About the Paintings
Laddie Waters is primarily a painter of landscapes and figures. His most frequent inspiration is his own Baltimore neighborhood of Sowebo. However, a few of his landscapes depict scenes that exist only in the artist’s mind.
Waters’ figures fall into two categories. First, there are genre paintings of people engaging in everyday activities: a woman hanging out laundry, or a street scene from Poppelton.
But every so often, the figures become delightfully surreal: a lady shows her panties to a clown, a circus performs in front of the city skyline.
Waters is a devotee of the Schuler movement, which places emphasis on the methods and techniques of the European Old Masters.

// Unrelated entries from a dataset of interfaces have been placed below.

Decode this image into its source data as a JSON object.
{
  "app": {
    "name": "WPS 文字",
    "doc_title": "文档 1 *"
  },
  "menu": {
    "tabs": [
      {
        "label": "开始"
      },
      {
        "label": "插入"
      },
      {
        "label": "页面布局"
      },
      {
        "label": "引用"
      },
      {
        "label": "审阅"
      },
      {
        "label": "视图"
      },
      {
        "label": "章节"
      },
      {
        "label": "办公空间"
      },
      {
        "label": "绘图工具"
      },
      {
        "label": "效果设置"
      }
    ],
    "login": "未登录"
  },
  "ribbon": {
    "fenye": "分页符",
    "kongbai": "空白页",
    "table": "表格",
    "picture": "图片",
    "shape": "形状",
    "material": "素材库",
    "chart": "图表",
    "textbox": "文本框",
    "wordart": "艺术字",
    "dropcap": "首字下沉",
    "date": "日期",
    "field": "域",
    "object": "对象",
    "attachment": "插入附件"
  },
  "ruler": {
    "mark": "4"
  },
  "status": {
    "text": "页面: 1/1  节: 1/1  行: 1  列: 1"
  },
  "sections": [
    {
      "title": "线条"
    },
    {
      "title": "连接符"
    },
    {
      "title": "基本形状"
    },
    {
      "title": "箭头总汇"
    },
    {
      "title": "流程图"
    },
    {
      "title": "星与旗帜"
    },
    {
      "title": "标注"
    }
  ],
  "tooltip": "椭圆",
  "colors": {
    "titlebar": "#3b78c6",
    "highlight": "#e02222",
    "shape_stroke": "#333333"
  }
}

His work has been exhibited in at the Katzenstein Galley and Minas Gallery in Baltimore, Bartholet Gallery in New York, and Veerhoff Gallery in Washington, DC.
About the Artist
Laddie Waters was born in 1933 in Washington, DC.
When he was in second grade, he had a really mean teacher. One day, when the teacher asked him, “What is 2 + 3?”, he decided not to cooperate. He remained stubbornly silent, even though he knew the answer. He kept silent for so long that he was removed from his class and placed in “Special Ed.” It turned out that this was not the worst thing that could happen, because in Special Ed, you got to paint. A lot. When his IQ was finally tested, it was 146. The independent and quirky artist was eventually mainstreamed again, much to the benefit of the so-called mainstream.
In 1945, Waters moved to Baltimore with his family, where he attended Baltimore City College and then MICA, where he studied under Ann Schuler and Jacques Maroger. His association with Ann Schuler continued throughout her life, and he calls her his greatest mentor. He has been an active member of the Baltimore Charcoal Club since 1967. He lives in Sowebo and maintains a studio there as well.